i386:
ftp://updates.redhat.com/7.1/en/os/i386/gnupg-1.0.7-12.i386.rpm

Red Hat Linux 7.2:

SRPMS:
ftp://updates.redhat.com/7.2/en/os/SRPMS/gnupg-1.0.7-13.src.rpm

i386:
ftp://updates.redhat.com/7.2/en/os/i386/gnupg-1.0.7-13.i386.rpm

ia64:
ftp://updates.redhat.com/7.2/en/os/ia64/gnupg-1.0.7-13.ia64.rpm

Red Hat Linux 7.3:

SRPMS:
ftp://updates.redhat.com/7.3/en/os/SRPMS/gnupg-1.0.7-13.src.rpm

i386:
ftp://updates.redhat.com/7.3/en/os/i386/gnupg-1.0.7-13.i386.rpm

Red Hat Linux 8.0:

SRPMS:
ftp://updates.redhat.com/8.0/en/os/SRPMS/gnupg-1.0.7-14.src.rpm

i386:
ftp://updates.redhat.com/8.0/en/os/i386/gnupg-1.0.7-14.i386.rpm

Red Hat Linux 9:

SRPMS:
ftp://updates.redhat.com/9/en/os/SRPMS/gnupg-1.2.1-9.src.rpm

i386:
ftp://updates.redhat.com/9/en/os/i386/gnupg-1.2.1-9.i386.rpm

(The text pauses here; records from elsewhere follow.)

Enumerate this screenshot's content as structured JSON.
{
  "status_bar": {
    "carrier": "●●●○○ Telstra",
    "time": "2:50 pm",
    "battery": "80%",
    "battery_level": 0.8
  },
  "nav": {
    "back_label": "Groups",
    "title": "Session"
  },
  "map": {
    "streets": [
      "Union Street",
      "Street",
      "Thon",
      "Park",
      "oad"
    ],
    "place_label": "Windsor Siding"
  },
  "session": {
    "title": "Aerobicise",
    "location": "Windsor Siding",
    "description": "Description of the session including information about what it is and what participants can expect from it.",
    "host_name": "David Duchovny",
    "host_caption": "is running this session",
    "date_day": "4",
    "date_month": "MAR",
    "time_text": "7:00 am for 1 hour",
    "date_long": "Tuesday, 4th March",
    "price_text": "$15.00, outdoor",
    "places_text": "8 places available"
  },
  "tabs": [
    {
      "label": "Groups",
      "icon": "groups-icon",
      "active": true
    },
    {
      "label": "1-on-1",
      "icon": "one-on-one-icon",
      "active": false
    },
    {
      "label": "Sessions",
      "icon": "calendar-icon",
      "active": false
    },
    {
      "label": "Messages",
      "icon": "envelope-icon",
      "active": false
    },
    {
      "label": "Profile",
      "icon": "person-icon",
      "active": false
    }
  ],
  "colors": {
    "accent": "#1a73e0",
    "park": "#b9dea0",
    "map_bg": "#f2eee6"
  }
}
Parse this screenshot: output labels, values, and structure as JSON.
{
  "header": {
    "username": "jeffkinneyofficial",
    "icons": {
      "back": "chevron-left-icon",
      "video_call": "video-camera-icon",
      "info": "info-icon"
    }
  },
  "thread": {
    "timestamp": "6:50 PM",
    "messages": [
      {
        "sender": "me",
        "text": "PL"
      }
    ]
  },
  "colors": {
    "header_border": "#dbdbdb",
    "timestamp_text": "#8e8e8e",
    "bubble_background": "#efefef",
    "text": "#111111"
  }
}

6. Verification:

MD5 sum                          Package Name
--------------------------------------------------------------------------
4d62554490e85b7cc1f0cfef6518a979 7.1/en/os/SRPMS/gnupg-1.0.7-12.src.rpm
0591a2079aff5e7979b0225b568bceaa 7.1/en/os/i386/gnupg-1.0.7-12.i386.rpm
b619c30c293094d7dcd18487d8e62a43 7.2/en/os/SRPMS/gnupg-1.0.7-13.src.rpm
e7e3e75afd1ccd2267ccc7847c76ebb4 7.2/en/os/i386/gnupg-1.0.7-13.i386.rpm
6fb21011ca42ff395b8cfc7dce4c2936 7.2/en/os/ia64/gnupg-1.0.7-13.ia64.rpm
b619c30c293094d7dcd18487d8e62a43 7.3/en/os/SRPMS/gnupg-1.0.7-13.src.rpm
e7e3e75afd1ccd2267ccc7847c76ebb4 7.3/en/os/i386/gnupg-1.0.7-13.i386.rpm
bc375882f13e5c10eb29eb3615de911d 8.0/en/os/SRPMS/gnupg-1.0.7-14.src.rpm
a3de0844778cd994258f121330ff6d62 8.0/en/os/i386/gnupg-1.0.7-14.i386.rpm
e1f31f4a07ebb5b4040f8f6ca3816cc4 9/en/os/SRPMS/gnupg-1.2.1-9.src.rpm
604a2fb5b809ec99280871f46507f4a1 9/en/os/i386/gnupg-1.2.1-9.i386.rpm


These packages are GPG signed by Red Hat for security.  Our key is
available from https://www.redhat.com/security/keys.html

You can verify each package with the following command:

     rpm --checksig -v <filename>

If you only wish to verify that each package has not been corrupted or
tampered with, examine only the md5sum with the following command:

     md5sum <filename>


7. References:

http://lists.gnupg.org/pipermail/gnupg-announce/2003q4/000276.html
http://lists.gnupg.org/pipermail/gnupg-users/2003-November/020779.html
http://lists.gnupg.org/pipermail/gnupg-announce/2003q4/000277.html
http://cve.mitre.org/cgi-bin/cvename.cgi?name=CAN-2003-0971

8. Contact:

The Red Hat security contact is <secalert@redhat.com>.  More contact
details at https://www.redhat.com/solutions/security/news/contact.html

Copyright 2003 Red Hat, Inc.